• The problem: A word-for-word copy of all entries is required, without images.

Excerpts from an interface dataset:
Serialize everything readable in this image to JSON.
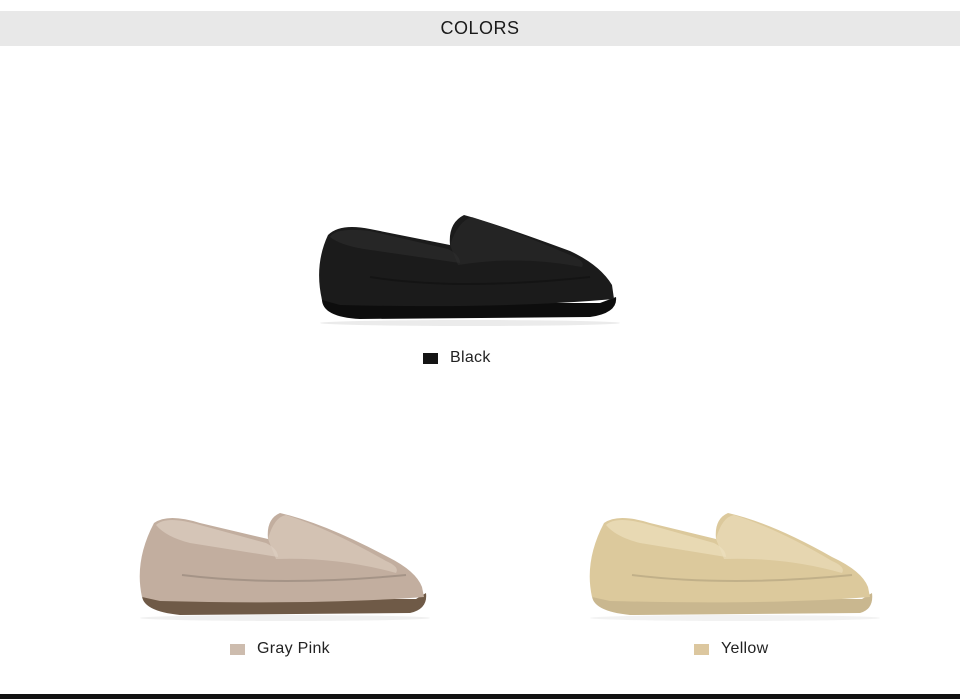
{
  "header": {
    "title": "COLORS"
  },
  "products": [
    {
      "label": "Black",
      "swatch_color": "#141414",
      "upper_color": "#1b1b1b",
      "texture_color": "#2e2e2e",
      "sole_color": "#0d0d0d"
    },
    {
      "label": "Gray Pink",
      "swatch_color": "#cdbcae",
      "upper_color": "#c2ae9f",
      "texture_color": "#ddcec2",
      "sole_color": "#6f5a47"
    },
    {
      "label": "Yellow",
      "swatch_color": "#dcc79f",
      "upper_color": "#dcc99c",
      "texture_color": "#ece0be",
      "sole_color": "#c9b78f"
    }
  ]
}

• Exercise response:
Serialize everything readable in this image to JSON.
{
  "header": {
    "title": "COLORS"
  },
  "products": [
    {
      "label": "Black",
      "swatch_color": "#141414",
      "upper_color": "#1b1b1b",
      "texture_color": "#2e2e2e",
      "sole_color": "#0d0d0d"
    },
    {
      "label": "Gray Pink",
      "swatch_color": "#cdbcae",
      "upper_color": "#c2ae9f",
      "texture_color": "#ddcec2",
      "sole_color": "#6f5a47"
    },
    {
      "label": "Yellow",
      "swatch_color": "#dcc79f",
      "upper_color": "#dcc99c",
      "texture_color": "#ece0be",
      "sole_color": "#c9b78f"
    }
  ]
}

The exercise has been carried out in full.